E.L. King calls Ghosts of the Ozarks an exciting concept with vast potential desperately failing to deliver any suspense.
The Southern gothic folk horror, Ghost of the Ozarks, directed by Matt Glass and Jordan Wayne Long premiered at the Austin Film Festival in October 2021. In the backwoods of Arkansas not long after the American Civil War, James McCune (Thomas Hobson), travels to the town of Norfork, deep in the Ozark Mountains. The colony appears to be a bi-racial sanctuary, James is a Black man, summoned by his uncle Matthew (Phil Morris) to become the new town doctor. The audience is set up with the knowledge that a baleful, supernatural presence lurks in the woods at the film’s onset.
“There was a time when there were no woods here, just a single tree but from one seed, an entire forest can grow. Only here the trees are not alone. There are ghosts in the woods.”
Ghosts of the Ozarks suffers for its excessively long runtime, its unintentional comedic moments, and its unsettling but lacking narrative. Co-written by Tara Perry—who plays Annie—and Long, with Sean Anthony Davis collaborating, the film is a sluggish historical horror-western that’s tone distinctly reminded me of Firefly (2002). The comedic flare of that series was not a planned addition to this film. It consistently broke any hope of immersion or suspense.
When we meet James, the air is thick with tension as Hobson narrates a letter from James’ uncle. On his way to Norfork, he becomes lost in the woods, his horse runs away, and he makes camp in the night. It’s not long before a burly white man carrying a large hunting knife appears out of the darkness, summoned by the light of James’ fire. It isn’t long before he mentions James’ assumed newfound freedom as a Black man and attacks him before a comically heavy red fog carries him away, screaming into the night.
The score makes drastic attempts to key up the suspense and while it’s haunting and beautifully eerie, the comical moments once again pull us out of the mystery and intrigue. There is a particular montage accompanied by a musical number, performed by the town bartender, Torb (Tim Blake Nelson), and Lucille (Angela Bettis), at the saloon piano. While this was incredibly distracting and laughable, impart due to the accent that Nelson had created for the character, the song tells a story about Norfork worth listening to, difficult as it may be. After that off-putting experience, the audience is expected to dive right back into the drama and mystery of the “ghost story”.
Hobson’s performance is a highlight, he expertly depicts James’ fearful and anxiety-ridden nature following what he endured before and during The Civil War. Despite its meandering story, all of the performances were enjoyable and well-executed, including that of David Arquette as Douglas, Norfork's last newcomer.
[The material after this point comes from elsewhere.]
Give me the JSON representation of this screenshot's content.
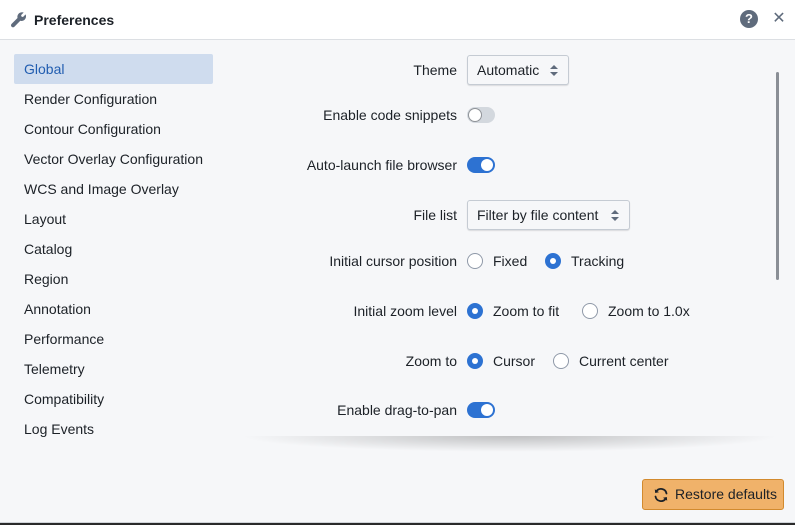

While the story may be lackluster, Ghosts of the Ozarks does boast some beautiful cinematography, particularly the aerial shots overlooking the Ozark Mountains, production design, and costume designs by Brianna Quick. If you enjoy The Wicker Man (1973) and The Village (2004), this folk horror film might be for you but don’t expect the same level of tension and suspense.